The Lawyer Asia Pacific 150 is the only research report to provide a ranking of the top 100 independent local firms and top 50 global firms in the region. The report offers critical review of some of the fastest growing firms and their strategies, a country-by-country guide to leading legal advisers and legal services market trends, plus exclusive insight into the current business development opportunities in the Asia Pacific. Read more
This year, The Lawyer’s annual ranking of the largest UK law firms by turnover is available as an interactive, digital benchmarking tool. For the first time this will allow you to manipulate each data set against the metrics of your choice.
National College of Legal Training (NCLT) is to stop teaching the legal practice course (LPC) and graduate diploma in law (GDL), blaming market conditions and a drop in the number of students for its decision.
NCLT, made up of a nationwide group of universities which linked to provide LPC and GDL training under the same brand in 2010, has taken the decision to halt recruitment and will not enroll a new intake of LPC and GDL students for 2013-14.
In a statement, NCLT confirmed that it will continue to teach current students who will enter their second year in 2013-14, saying that students will receive the same learning materials and support as they do currently.
Current students will be contacted by NCLT to reiterate its commitment to their learning and the University of West England (UWE) will be responsible for supporting second year students from all locations.
NCLT was initially a partnership between Central Law Training (CLT), the Bristol Institute of Legal Practice at UWE, Manchester Metropolitan University, Southampton Solent University and the University of Westminster. The institutions teamed up in early 2010 to launch one of the cheapest LPCs on the market. It later rolled out courses to Coventry, Derby, London, Manchester, Southampton and Sunderland.
Rob Farquharson, managing director of CLT said, “The challenging market conditions for legal training have made it difficult continuing with the initiative to provide a national network of support for law firms and students alike.
“We have had some excellent students studying at NCLT and we have been proud to provide an accessible, affordable and high quality provision for students who might otherwise not have attained a LPC qualification.”
Sarah Hutchinson, business development director at the University of Law, formerly the College of Law, said that she believed that the relatively small size of NCLT combined with falling numbers of GDL and LPC students were to blame for its demise.
She said: “If you are going to offer a full, professional service you need a critical mass of students so that they can be supported by employability services and online resources. You can only provide those things if you have sufficient numbers of students and you can make the investment.”
She added: “NCLT was not big enough to invest in online learning. It is a huge investment – don’t be fooled into thinking that online learning is cheap – the upfront cost is huge.”
UWE and the University of Derby have stated their intention to establish a franchise under which UWE’s LPC would run at Derby for full-time or part-time year one students in 2013-14, although this is currently subject to Solicitors Regulation Authority approval and final agreement between parties.
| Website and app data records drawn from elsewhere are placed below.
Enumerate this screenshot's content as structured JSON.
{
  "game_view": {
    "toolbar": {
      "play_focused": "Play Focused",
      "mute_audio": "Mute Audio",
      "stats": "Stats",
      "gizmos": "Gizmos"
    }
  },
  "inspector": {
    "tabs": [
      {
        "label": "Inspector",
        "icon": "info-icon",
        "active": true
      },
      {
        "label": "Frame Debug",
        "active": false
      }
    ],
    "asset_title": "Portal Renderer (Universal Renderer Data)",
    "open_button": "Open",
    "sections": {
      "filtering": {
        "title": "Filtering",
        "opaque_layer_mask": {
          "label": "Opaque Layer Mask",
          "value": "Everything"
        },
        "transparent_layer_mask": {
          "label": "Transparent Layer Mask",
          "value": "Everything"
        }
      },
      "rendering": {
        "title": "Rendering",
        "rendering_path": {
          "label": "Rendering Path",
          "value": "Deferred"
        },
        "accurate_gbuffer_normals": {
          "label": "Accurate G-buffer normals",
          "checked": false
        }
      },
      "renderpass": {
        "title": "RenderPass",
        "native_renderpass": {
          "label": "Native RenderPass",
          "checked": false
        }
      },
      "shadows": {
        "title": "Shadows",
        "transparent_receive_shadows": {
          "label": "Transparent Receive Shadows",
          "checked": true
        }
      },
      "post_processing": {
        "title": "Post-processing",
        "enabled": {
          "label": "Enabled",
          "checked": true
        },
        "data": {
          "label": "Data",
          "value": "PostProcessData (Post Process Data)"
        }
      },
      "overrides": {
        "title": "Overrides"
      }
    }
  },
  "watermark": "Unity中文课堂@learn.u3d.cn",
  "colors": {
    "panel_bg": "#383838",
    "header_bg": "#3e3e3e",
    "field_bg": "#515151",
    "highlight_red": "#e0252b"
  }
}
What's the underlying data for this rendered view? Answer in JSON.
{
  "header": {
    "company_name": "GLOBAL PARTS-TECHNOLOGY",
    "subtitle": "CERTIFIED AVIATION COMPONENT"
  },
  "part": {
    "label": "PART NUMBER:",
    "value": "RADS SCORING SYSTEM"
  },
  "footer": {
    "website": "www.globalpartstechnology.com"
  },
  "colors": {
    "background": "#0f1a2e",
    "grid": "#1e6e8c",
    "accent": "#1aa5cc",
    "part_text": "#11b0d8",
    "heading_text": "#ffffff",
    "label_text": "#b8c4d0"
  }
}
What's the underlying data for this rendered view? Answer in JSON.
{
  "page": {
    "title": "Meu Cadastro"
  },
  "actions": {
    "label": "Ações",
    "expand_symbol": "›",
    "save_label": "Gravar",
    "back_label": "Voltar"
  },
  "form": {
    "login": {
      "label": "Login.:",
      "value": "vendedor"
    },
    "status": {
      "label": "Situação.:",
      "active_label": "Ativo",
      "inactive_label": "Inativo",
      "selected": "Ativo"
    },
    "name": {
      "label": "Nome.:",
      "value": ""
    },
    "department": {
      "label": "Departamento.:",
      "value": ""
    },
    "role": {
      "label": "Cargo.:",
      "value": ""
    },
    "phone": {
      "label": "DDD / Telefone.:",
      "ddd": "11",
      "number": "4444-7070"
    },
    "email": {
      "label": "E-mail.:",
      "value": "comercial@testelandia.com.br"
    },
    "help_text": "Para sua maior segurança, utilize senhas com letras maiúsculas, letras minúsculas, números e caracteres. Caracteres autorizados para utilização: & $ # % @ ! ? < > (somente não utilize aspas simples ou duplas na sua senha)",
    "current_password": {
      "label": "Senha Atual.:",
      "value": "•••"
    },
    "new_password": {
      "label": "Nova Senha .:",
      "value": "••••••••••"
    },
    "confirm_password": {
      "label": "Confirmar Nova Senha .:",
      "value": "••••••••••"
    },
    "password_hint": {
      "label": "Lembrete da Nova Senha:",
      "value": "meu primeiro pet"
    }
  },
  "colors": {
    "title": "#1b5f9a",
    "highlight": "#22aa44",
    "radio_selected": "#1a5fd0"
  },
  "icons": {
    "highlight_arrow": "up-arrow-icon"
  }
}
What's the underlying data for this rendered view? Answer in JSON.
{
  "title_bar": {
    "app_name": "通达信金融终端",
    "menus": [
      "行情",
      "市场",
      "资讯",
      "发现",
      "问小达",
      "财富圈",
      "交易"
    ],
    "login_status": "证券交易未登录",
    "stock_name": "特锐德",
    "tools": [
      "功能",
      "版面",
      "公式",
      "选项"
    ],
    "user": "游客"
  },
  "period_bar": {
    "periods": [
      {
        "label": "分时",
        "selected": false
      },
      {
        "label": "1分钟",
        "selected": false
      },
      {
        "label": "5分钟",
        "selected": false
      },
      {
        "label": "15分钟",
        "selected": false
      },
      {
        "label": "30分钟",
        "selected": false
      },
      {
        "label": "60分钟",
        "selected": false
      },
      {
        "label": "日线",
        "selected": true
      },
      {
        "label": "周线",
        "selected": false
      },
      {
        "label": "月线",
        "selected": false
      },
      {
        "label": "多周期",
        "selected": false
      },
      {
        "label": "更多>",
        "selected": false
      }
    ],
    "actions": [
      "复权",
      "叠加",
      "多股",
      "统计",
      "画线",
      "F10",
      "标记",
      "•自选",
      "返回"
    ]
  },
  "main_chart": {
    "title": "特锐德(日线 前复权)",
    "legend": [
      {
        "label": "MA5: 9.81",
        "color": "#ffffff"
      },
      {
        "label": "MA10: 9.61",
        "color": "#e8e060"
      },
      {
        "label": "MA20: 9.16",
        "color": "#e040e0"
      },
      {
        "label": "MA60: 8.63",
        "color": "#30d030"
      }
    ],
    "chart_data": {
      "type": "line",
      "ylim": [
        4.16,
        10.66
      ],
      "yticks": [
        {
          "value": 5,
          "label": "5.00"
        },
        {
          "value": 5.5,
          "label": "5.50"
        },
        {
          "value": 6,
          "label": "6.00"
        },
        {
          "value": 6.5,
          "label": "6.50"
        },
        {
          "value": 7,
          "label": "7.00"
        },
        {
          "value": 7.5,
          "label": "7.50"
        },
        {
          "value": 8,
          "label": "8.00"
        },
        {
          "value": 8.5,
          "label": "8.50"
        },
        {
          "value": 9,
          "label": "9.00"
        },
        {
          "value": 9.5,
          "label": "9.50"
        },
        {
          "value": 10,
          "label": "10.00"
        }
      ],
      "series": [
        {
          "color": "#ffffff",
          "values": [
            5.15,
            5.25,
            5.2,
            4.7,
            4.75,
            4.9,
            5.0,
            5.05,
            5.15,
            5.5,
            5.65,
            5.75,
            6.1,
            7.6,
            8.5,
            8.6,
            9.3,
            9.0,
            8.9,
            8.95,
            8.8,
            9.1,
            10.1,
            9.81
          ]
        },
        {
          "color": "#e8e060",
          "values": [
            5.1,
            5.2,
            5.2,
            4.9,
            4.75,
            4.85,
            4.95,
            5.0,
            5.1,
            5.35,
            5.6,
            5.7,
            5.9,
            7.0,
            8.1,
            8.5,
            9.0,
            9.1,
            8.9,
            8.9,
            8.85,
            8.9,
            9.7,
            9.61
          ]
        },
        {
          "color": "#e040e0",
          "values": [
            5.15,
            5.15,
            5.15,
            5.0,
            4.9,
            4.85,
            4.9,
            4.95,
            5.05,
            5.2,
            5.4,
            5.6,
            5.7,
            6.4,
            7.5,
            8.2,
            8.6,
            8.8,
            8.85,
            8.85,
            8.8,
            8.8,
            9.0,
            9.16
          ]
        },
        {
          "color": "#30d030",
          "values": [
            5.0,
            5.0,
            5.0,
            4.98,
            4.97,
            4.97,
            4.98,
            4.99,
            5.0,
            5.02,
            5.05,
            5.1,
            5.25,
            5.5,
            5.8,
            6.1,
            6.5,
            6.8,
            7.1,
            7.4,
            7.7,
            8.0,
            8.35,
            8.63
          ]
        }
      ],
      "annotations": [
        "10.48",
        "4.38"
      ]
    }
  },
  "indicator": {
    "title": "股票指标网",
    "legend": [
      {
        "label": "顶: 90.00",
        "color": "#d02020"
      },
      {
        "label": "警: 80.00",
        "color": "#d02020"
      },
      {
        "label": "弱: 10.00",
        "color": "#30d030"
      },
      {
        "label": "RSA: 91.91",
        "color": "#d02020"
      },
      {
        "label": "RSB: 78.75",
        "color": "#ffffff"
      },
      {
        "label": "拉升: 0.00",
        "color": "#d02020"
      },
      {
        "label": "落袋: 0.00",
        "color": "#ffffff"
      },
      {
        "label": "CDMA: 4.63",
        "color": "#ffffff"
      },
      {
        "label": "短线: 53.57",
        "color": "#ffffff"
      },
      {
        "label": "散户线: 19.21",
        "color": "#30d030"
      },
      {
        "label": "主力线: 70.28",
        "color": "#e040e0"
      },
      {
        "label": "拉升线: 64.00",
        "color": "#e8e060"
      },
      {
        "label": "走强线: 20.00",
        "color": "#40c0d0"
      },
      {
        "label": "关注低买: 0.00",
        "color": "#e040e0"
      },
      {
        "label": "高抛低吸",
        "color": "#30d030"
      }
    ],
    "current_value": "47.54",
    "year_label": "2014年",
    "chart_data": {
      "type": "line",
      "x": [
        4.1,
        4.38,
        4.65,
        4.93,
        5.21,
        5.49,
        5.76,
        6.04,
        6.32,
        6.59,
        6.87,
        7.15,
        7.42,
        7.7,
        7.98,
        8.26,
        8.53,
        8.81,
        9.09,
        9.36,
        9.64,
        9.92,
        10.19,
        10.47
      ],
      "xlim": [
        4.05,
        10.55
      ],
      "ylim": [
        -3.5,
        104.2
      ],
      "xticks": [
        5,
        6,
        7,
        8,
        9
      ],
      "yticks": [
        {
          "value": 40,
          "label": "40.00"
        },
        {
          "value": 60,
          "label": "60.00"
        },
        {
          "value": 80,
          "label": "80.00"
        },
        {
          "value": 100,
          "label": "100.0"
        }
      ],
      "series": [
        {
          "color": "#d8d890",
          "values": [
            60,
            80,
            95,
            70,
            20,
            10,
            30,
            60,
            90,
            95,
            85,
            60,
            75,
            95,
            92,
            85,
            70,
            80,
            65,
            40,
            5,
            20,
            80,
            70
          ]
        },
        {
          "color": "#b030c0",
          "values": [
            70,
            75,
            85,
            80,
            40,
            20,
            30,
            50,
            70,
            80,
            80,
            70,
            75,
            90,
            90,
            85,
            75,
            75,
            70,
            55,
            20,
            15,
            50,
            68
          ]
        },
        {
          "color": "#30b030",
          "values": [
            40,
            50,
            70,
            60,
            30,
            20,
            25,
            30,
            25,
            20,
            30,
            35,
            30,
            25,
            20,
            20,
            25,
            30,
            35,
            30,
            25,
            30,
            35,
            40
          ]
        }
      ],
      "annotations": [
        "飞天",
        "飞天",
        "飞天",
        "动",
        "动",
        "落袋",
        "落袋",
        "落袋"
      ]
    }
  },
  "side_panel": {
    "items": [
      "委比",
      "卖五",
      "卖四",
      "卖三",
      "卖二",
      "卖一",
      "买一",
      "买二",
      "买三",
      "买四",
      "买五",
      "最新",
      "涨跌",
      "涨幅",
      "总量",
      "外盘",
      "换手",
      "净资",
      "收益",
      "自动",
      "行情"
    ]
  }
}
Earlier this month, BPP Law School offered LPC students who do not obtain legal employment in the six months after graduation from BPP a free place on another course (2 May 2013).